Recipe Number One Hundred & Eighty Eight: Page 50.
Mary professes in the recipe header that this particular cake has been a favourite with her family for many years. Surely if Mary and her family enjoy it so much it has to be extra special and extra yummy! When reading through the recipe I noticed that it was almost an exact replica of the Strawberry Dessert Cake I'd made a few weeks previously. I can't say it had been one of the most successful recipes, but that was mainly down to my dislike of cooked strawberries. At least this time they'd be substituted for apple and apricots.
Rather annoyingly, on the day I planned to bake I awoke with a nasty headache and could barely open my eyes. Thankfully, after the morning had passed, it eased off and became much more bearable. I hate to get behind with the challenge, so I decided to soldier on and bake the cake! I took my time laying out my mixing bowl, collecting spoons and gathering up ingredients. I felt sure all would be well as long as I didn't make any sudden movements!
I greased and lined a large deep tin and turned on the oven to a low heat. The self-raising flour was the first ingredient into the mixing bowl. This was swiftly followed by a tiny amount of baking powder and a worryingly large quantity of sugar. I dread to think what this challenge is doing to my insides!!! I located the eggs and plucked two from the box. I couldn't bring myself to use the egg with feathers still attached. I'm a farmer’s granddaughter, so really shouldn't be so squeamish!!
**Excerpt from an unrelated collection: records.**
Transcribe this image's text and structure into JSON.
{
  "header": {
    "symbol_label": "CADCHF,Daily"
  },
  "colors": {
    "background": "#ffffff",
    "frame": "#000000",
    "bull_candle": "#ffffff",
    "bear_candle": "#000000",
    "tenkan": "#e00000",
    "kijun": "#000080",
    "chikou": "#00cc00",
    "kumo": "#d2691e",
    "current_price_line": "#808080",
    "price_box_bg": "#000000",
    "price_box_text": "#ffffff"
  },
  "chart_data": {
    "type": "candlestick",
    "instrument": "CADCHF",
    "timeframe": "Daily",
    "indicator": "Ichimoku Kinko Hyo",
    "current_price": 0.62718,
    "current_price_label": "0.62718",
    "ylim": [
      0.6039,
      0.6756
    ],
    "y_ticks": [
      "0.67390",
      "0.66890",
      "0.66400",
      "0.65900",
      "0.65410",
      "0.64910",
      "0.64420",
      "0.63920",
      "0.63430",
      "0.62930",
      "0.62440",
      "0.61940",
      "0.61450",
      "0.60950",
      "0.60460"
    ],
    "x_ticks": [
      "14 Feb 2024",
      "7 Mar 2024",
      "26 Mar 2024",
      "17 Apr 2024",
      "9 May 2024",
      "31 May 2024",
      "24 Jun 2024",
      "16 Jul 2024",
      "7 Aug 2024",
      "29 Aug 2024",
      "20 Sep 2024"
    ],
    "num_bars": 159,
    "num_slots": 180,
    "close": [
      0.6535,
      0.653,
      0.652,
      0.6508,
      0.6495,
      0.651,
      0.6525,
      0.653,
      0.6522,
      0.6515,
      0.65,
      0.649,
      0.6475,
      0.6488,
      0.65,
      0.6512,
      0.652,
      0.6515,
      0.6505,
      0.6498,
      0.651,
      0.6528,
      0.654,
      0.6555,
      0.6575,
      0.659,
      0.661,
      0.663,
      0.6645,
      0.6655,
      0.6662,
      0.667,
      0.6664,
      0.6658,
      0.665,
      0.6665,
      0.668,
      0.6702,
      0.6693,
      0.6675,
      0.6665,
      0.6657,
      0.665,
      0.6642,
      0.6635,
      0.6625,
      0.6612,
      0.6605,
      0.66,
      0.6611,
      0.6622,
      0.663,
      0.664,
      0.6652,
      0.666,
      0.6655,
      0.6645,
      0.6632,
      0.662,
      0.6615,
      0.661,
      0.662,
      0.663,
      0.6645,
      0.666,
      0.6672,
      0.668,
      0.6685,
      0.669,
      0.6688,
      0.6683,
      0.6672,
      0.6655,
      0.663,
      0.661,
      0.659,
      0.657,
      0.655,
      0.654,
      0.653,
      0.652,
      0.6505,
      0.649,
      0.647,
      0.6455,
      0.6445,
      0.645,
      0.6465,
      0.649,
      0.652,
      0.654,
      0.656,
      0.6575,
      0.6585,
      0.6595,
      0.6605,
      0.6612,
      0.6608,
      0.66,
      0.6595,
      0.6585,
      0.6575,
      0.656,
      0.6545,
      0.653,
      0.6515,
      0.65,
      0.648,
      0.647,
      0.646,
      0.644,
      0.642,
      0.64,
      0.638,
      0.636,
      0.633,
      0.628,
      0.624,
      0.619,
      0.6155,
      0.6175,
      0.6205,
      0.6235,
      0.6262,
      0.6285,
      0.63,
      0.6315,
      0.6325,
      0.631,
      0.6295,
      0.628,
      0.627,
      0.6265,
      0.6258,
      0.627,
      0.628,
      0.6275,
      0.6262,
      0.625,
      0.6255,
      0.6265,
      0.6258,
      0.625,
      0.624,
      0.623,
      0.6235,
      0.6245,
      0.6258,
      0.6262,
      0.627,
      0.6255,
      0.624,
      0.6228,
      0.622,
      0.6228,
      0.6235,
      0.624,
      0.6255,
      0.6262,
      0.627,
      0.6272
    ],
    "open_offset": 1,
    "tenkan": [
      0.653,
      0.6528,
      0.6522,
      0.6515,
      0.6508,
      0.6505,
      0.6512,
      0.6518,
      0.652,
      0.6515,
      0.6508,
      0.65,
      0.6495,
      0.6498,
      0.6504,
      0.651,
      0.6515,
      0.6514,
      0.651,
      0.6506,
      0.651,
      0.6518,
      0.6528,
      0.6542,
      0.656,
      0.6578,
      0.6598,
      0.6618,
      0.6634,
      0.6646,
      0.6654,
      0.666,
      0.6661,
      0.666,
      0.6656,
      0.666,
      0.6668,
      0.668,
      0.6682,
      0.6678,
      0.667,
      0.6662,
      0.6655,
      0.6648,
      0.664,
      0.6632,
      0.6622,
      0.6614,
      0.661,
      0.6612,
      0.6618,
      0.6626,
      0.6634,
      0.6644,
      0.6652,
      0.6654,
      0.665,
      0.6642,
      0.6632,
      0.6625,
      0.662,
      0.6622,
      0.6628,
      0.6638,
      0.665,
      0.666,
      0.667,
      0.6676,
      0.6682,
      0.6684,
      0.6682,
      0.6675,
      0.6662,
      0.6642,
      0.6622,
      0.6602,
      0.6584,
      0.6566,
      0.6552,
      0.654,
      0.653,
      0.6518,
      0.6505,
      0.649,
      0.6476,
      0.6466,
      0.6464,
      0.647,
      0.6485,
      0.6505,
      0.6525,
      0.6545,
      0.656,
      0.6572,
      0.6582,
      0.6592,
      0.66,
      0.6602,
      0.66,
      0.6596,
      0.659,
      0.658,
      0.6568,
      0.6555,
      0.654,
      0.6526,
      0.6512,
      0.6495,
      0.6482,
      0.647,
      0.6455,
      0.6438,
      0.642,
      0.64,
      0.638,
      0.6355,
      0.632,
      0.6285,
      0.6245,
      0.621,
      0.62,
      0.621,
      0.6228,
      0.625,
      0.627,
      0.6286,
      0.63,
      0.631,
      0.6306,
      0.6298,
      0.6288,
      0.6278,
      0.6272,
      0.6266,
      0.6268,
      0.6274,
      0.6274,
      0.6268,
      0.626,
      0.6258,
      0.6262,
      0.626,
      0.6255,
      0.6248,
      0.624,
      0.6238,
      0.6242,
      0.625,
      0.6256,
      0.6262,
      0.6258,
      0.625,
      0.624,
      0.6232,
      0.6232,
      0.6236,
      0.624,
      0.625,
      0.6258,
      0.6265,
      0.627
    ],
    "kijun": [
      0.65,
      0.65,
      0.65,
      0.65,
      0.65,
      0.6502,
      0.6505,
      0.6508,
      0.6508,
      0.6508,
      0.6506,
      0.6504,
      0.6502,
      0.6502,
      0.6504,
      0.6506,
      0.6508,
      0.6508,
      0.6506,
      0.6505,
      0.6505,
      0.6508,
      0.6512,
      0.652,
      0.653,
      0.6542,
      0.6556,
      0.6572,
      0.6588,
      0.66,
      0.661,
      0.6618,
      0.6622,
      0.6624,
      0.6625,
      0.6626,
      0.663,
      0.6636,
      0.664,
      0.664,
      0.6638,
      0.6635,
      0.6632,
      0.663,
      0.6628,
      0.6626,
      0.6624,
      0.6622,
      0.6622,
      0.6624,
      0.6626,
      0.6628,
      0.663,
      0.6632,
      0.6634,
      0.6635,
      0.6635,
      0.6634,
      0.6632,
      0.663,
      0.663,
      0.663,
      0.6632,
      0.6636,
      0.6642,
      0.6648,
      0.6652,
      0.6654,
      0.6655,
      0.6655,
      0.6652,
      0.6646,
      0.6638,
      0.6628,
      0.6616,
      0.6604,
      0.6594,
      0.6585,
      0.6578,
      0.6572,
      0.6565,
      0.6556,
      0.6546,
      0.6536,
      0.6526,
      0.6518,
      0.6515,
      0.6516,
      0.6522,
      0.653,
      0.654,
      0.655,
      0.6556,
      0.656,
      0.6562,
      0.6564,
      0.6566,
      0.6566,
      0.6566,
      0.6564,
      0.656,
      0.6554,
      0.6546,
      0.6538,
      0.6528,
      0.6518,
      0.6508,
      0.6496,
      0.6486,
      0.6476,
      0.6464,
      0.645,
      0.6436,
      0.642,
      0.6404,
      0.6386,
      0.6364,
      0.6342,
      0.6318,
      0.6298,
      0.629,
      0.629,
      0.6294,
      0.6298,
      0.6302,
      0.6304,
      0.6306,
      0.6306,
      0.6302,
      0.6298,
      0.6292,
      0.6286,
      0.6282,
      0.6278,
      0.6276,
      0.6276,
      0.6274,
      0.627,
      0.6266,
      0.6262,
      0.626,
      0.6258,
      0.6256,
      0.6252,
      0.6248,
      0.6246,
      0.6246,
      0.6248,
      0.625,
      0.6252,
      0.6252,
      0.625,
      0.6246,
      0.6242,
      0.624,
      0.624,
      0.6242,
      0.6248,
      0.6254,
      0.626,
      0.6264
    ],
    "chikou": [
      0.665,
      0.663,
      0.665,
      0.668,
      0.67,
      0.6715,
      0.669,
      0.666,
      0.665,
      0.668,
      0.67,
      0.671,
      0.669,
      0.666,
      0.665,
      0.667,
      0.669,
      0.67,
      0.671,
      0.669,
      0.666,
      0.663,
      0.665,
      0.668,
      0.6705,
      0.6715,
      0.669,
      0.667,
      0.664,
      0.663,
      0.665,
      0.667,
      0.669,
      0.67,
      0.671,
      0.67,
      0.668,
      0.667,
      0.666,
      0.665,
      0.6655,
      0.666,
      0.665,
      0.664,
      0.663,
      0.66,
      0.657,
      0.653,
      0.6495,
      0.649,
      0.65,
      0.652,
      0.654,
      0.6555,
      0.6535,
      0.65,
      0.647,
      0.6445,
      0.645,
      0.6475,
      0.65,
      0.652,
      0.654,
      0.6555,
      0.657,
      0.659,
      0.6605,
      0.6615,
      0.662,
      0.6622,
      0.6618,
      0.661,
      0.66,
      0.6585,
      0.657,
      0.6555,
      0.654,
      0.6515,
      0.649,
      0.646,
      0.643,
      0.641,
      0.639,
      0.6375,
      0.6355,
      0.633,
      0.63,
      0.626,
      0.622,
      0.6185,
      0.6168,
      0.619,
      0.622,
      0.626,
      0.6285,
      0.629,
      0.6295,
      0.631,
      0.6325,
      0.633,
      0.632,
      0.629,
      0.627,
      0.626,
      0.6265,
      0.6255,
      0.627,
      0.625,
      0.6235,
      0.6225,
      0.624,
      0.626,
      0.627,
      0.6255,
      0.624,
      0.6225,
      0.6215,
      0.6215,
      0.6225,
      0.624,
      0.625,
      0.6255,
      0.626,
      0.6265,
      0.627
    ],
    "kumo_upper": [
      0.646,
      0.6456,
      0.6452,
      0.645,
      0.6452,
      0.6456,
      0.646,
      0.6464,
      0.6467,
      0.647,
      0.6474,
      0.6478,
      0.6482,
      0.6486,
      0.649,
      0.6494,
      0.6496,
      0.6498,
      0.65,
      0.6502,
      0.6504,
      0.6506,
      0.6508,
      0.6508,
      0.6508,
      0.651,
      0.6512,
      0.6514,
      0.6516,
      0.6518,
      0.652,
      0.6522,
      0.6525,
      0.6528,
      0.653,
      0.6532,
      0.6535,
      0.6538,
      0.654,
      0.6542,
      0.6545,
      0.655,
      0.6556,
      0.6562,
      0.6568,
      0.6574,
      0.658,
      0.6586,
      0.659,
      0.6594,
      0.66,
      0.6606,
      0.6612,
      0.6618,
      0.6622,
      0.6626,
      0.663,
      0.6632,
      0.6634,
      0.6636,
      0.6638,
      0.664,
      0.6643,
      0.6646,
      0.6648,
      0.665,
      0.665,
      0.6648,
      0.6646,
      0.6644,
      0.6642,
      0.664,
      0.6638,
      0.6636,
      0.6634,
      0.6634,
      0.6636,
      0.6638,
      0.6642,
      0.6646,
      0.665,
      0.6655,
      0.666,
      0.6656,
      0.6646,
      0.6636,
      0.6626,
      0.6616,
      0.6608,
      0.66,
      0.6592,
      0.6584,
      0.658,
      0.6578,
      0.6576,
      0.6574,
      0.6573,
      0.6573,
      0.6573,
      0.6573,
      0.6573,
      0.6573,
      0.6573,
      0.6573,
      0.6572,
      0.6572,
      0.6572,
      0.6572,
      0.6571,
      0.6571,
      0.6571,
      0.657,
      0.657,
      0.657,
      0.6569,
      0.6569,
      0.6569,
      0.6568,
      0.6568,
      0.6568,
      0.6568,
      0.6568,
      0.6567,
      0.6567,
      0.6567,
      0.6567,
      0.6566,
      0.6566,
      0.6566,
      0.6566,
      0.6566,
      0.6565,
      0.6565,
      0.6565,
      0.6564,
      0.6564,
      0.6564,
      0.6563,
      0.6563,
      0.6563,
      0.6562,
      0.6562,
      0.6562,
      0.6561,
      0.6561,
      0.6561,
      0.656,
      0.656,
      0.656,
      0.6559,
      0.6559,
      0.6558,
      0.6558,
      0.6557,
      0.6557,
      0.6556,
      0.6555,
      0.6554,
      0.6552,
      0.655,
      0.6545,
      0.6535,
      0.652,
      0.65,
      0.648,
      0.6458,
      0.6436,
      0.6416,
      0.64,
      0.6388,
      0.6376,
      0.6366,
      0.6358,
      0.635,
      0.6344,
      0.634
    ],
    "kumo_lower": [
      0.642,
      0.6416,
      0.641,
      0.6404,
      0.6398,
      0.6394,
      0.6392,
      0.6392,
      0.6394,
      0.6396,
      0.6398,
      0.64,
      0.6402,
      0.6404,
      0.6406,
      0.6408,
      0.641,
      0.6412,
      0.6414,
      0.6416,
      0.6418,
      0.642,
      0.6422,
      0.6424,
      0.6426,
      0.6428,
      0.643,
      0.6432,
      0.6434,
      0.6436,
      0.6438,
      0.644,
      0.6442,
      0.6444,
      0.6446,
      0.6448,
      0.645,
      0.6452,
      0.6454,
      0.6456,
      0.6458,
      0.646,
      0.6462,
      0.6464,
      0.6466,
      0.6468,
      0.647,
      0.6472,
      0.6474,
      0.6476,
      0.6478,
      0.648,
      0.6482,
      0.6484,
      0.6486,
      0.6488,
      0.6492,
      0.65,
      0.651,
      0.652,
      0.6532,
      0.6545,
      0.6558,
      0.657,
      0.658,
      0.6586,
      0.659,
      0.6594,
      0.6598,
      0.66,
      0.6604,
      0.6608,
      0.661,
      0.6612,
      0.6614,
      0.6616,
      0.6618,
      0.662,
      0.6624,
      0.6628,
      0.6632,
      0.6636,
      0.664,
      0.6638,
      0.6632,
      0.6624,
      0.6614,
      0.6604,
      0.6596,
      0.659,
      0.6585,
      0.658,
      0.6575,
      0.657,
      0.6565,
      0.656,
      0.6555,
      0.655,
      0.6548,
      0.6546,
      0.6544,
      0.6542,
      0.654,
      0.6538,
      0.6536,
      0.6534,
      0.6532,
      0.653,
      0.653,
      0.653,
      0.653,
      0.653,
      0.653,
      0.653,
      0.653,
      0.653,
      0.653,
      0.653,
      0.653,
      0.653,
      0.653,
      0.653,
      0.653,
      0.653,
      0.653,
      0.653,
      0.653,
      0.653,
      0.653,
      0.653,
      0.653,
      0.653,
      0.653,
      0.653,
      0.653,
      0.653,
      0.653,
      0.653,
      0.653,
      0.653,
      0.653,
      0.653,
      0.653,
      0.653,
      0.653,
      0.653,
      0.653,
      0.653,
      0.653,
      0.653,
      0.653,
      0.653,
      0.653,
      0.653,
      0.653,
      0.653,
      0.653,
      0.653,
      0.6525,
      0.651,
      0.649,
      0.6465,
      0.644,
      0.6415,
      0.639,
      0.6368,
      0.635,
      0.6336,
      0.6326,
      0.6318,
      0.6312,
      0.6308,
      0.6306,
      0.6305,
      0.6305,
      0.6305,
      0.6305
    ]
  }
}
Next it was time to begin my hunt for the elusive almond extract. I had to abandon my promise to take things gently. I climbed upon a chair to check the treacle stained and flour dusted shelves. My hopes were cruelly raised when I came across two bottles of vanilla essence masquerading as almond extract. Eventually my fingertips struck gold; triumphantly I climbed down from the chair clutching my treasure!!
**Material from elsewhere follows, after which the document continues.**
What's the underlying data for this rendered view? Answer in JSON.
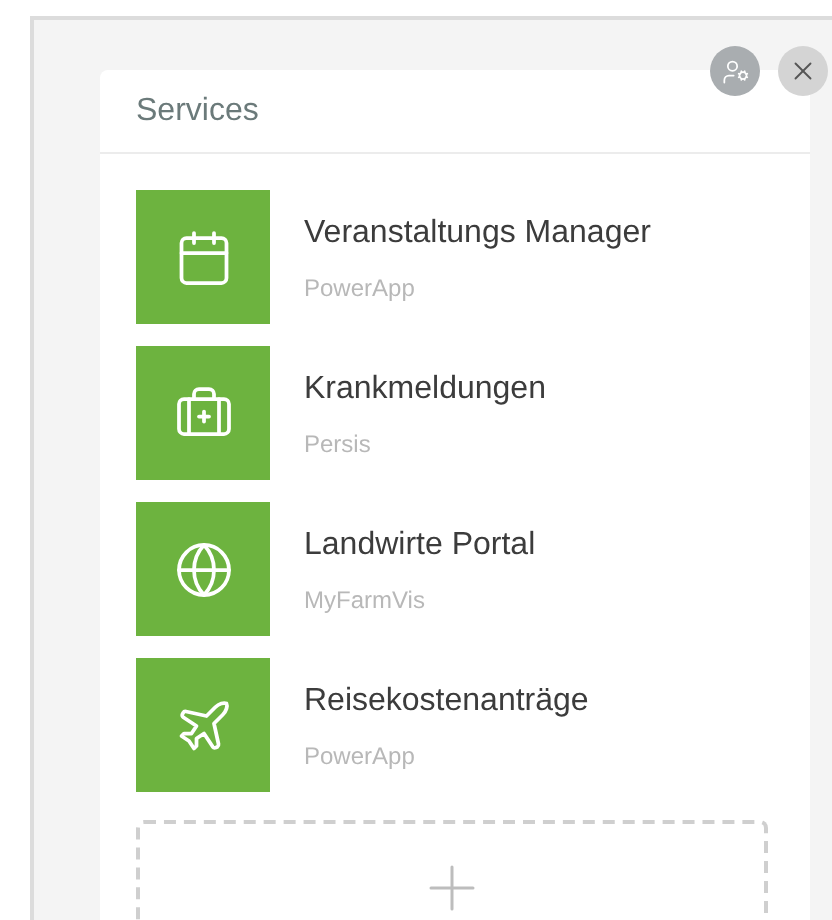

Once the few drops of almond extract had been included I could turn my attention to the butter. Rather unusually it needed to be melted. I did this in the microwave as I couldn't be bothered to dig out a saucepan! I forgot that our microwave is permanently set to the highest setting. I obviously should have reduced the setting as it wasn't long before the eruptions started! I galloped to the source of the action and quickly opened the door. Thankfully only a very thin film of butter covered the roof of the microwave! I thought it might be a good idea to let the melted butter cool down a little before adding it to the rest of the ingredients.
Meanwhile I peeled and sliced up one good sized cooking apple. As there was just the one to deal with, the process didn't take long at all. Soon I was moving on to the dried apricots. I've mentioned before that I'm not overly enthusiastic about dried apricots. Mary appears to love them; when she uses them she goes the whole hog so I'm forced to chop up a mountain. A tedious job! However, on this occasion, Mary has reined in as I only required one large handful. Snipping up the apricots with a sharp pair of scissors took next to no time – hooray!
By now the butter was no longer scalding hot and was ready to be added to the bowl of waiting ingredients. I mixed it together and then beat it with a balloon whisk. I didn't think I would need my electric whisk as the mixture was so smooth and loose in consistency. However, my weak arm was aching after the suggested minute! Finally I could tip in the thickly chopped apple slices and snipped apricots. I gently stirred in the fruit and poured it into the awaiting tin. The mixture looked a little lost in the deep tin. I hoped it would rise! I placed the cake into the oven and headed back to the living room to the very welcome comfort of the sofa.
The cake took just over an hour to cook through. It is always hard to judge a fruited cake, especially when the fruit is fresh. The cake had started to come away from the edges and was firm to the touch, so I just had to hope that all was well beneath the surface! I left it to cool in the tin for a few minutes and then attempted to turn it out onto a wire rack. This was easier said than done! The cake welded itself to the base of the tin and, when it finally loosened its grip, a large chunk of cake broke off. Grrr!
Mary mentions that this cake is best served warm, so I didn't want to leave it too long to try a piece. I made the mistake of mentioning the word cake in earshot of my little boy; he was soon hopefully repeating the word over and OVER again! Finally I gave in and cut a small slice for Isaac. The apple inside was still very hot, so I distracted my cake loving toddler with a game of car crashing!
Eventually we all managed to have a slice of warm apple and apricot cake. It tasted lovely but I think the apples were the key to its success. They made a reasonably plain cake much more exciting. The sponge had a firm and crusty surface but was light inside. It was unsurprisingly very sweet! As mentioned by others on my Facebook page, this cake isn't as tasty once cold. It is most definitely at its best served warm. When cold the cake becomes a little dry. I think we will have to reheat the remainder and enjoy it with custard – yum!
|Grab the custard!|